Regions

West

AK, AZ, CA, CO, HI, ID, MT, NV, NM, OR, TX, UT, WA, WY (includes Pacific Island Territories)

Coastal Resilience

The Nature Conservancy’s Coastal Resilience Network provides geographically targeted resources to address ecological and socio-economic risks of coastal hazards through raising awareness, assessing risk, identifying choices, and taking action.

Effects of Climate Variability and Change on Forest Ecosystems

This report details challenges of changing climatic conditions primarily in terms of rural forests, but urban forests ecosystems are also mentioned. Climate variability, its impacts, and risk management strategies are discussed by region.

Forest and Rangeland Drought – Regional Two-Pagers

Effects of Drought on Forests and Rangelands in the United States: A Comprehensive Science Synthesis covers a wide expanse of management issues. The USDA’s Climate Hubs have synthesized the assessment for each of their region’s stakeholders.

Jefferson Land Trust’s Conservation Plan and Forward-Facing Forestry

After five years of work, Jefferson Land Trust’s Conservation Plan, a long-range, hundred-year vision of county growth and resource stewardship, was completed in 2010. JLT’s projects highlight how strategic planning can effectively align complementary management objectives such as stewarding sustainable working lands, conserving habitat, providing recreation, and enhancing overall resilience of ecosystems.

Latest National Climate Assessment Shows US Already Suffering Damages from Climate Change

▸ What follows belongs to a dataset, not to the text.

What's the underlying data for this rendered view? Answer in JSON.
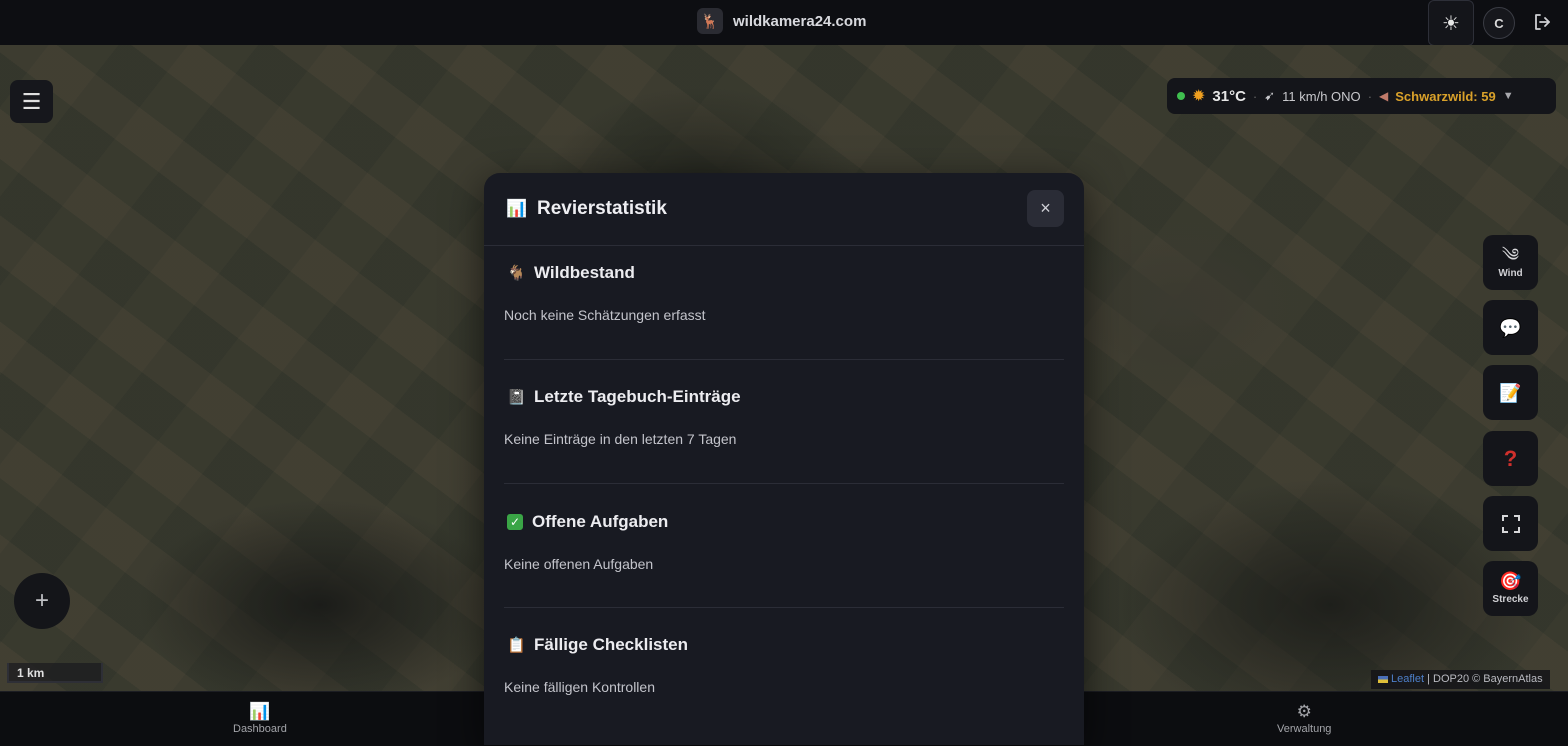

The updated National Climate Assessment report makes it clear that climate change is not some problem in the distant future. It’s happening right now in every part of the country, making an undeniable case for local, national, and global action to mitigate and adapt to reduce risk of impacts.

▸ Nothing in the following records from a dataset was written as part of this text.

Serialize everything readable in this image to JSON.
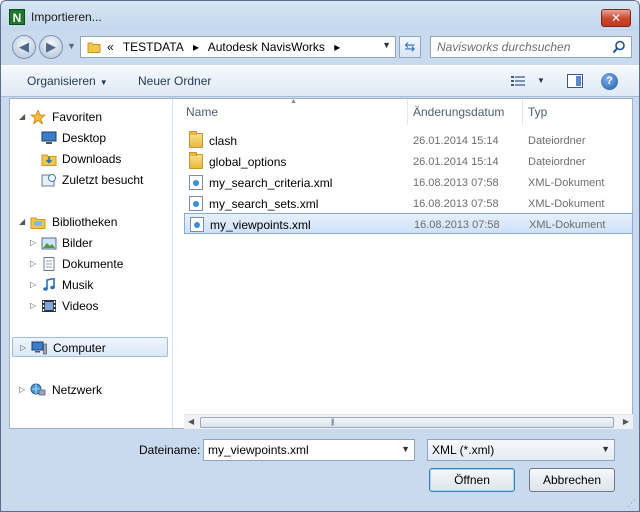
{
  "window": {
    "title": "Importieren...",
    "app_icon_letter": "N",
    "close_glyph": "✕"
  },
  "navigation": {
    "back_glyph": "◀",
    "forward_glyph": "▶",
    "address_prefix": "«",
    "breadcrumbs": [
      "TESTDATA",
      "Autodesk NavisWorks"
    ],
    "separator": "▸",
    "search_placeholder": "Navisworks durchsuchen"
  },
  "toolbar": {
    "organize_label": "Organisieren",
    "new_folder_label": "Neuer Ordner"
  },
  "sidebar": {
    "favorites": {
      "label": "Favoriten",
      "items": [
        "Desktop",
        "Downloads",
        "Zuletzt besucht"
      ]
    },
    "libraries": {
      "label": "Bibliotheken",
      "items": [
        "Bilder",
        "Dokumente",
        "Musik",
        "Videos"
      ]
    },
    "computer_label": "Computer",
    "network_label": "Netzwerk"
  },
  "file_list": {
    "columns": {
      "name": "Name",
      "date": "Änderungsdatum",
      "type": "Typ"
    },
    "rows": [
      {
        "name": "clash",
        "date": "26.01.2014 15:14",
        "type": "Dateiordner",
        "icon": "folder-icon"
      },
      {
        "name": "global_options",
        "date": "26.01.2014 15:14",
        "type": "Dateiordner",
        "icon": "folder-icon"
      },
      {
        "name": "my_search_criteria.xml",
        "date": "16.08.2013 07:58",
        "type": "XML-Dokument",
        "icon": "xml-file-icon"
      },
      {
        "name": "my_search_sets.xml",
        "date": "16.08.2013 07:58",
        "type": "XML-Dokument",
        "icon": "xml-file-icon"
      },
      {
        "name": "my_viewpoints.xml",
        "date": "16.08.2013 07:58",
        "type": "XML-Dokument",
        "icon": "xml-file-icon",
        "selected": true
      }
    ]
  },
  "footer": {
    "filename_label": "Dateiname:",
    "filename_value": "my_viewpoints.xml",
    "filetype_value": "XML (*.xml)",
    "open_label": "Öffnen",
    "cancel_label": "Abbrechen"
  },
  "colors": {
    "accent": "#2c6fb8",
    "selection": "#cfe1f7",
    "chrome": "#c9daee"
  }
}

Manage Coastal Ecosystems for Climate Change

Coastal areas are especially vulnerable to the impacts of climate change, but land trusts in these areas are already successfully working to manage coastal habitats for climate change. Planning to address observed shifts and anticipating likely future impacts can help achieve long-term management objectives and build resilience of critical ecosystems.

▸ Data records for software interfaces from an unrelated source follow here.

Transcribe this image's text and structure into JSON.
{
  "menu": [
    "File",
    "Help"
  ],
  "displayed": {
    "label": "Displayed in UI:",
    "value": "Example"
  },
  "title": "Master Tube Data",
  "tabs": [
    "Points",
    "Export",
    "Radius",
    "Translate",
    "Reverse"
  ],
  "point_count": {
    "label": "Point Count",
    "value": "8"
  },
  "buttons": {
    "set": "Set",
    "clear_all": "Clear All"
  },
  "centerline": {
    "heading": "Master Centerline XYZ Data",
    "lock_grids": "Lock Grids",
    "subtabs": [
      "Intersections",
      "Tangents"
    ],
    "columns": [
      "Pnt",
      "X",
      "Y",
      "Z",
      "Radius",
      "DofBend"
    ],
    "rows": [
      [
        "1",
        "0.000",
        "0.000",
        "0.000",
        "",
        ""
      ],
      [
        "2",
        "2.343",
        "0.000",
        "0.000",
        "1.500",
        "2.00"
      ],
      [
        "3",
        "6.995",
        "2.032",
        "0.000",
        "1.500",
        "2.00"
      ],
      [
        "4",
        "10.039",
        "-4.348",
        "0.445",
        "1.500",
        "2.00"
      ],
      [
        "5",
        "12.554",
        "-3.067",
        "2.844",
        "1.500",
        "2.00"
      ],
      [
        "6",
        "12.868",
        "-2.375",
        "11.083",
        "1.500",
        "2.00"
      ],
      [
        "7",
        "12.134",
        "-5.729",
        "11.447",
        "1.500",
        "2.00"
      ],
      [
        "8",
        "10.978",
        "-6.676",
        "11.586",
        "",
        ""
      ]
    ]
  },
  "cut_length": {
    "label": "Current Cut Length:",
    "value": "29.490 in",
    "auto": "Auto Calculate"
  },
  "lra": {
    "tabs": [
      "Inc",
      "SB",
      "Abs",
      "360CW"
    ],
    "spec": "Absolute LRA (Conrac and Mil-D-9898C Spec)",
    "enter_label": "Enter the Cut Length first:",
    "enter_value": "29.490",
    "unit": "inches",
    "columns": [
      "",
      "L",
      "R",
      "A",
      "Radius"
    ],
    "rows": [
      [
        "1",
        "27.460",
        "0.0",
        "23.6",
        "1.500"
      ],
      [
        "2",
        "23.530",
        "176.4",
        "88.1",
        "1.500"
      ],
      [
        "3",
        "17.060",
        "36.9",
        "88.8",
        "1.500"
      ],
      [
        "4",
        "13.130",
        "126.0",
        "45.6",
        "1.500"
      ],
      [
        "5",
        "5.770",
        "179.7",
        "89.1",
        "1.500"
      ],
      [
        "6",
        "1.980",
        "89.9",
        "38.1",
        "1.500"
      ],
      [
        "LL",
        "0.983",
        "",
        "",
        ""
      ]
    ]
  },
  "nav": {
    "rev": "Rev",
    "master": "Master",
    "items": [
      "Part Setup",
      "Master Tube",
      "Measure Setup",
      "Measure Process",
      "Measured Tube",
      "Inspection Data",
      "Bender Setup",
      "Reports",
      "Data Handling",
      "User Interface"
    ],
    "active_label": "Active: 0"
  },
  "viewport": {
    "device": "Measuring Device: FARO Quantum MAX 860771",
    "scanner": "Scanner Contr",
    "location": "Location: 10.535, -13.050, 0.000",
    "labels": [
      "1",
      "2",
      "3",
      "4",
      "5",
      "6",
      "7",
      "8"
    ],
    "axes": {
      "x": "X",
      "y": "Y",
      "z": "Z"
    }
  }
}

Manage Forests for Climate Change

Climate change is already altering fire regimes, invasive plant and insect dispersal, and disease occurrence in forests across the United States. As average global temperature continues to warm, these changes will continue, presenting greater challenges to efforts to sustainably manage forests lands.

Manage Grasslands and Prairie Habitats for Climate Change

Grasslands cover approximately 400 million acres of the contiguous United States.Despite their extensive distribution, grasslands and the neighboring deserts that make up more arid regions are sensitive ecosystems that can be vulnerable to extreme changes in temperature and shifts in precipitation. Land trusts are working to manage grasslands for climate change to protect the biodiversity, habitats, and ecosystem services these landscapes provide.

Manage Wildlife for Climate Change Resilience

Climate change has already been linked to changes in wildlife distribution, reproduction and behavior. Enhancing connectivity and “conserving the stage” are critical conservation objectives that can help species adapt to changing conditions.

Need Some Good News? Congress Passes the Great American Outdoors Act

Congress today passed the Great American Outdoors Act (GAOA), a critical step to sustaining nature and everyone’s access to it. Like the Public Lands Act that passed last spring, GAOA delivers something to every part of the country. It does so by permanently funding the existing Land and Water Conservation Fund (LWCF) and creating a new fund to pay for necessary repairs and maintenance of park infrastructure.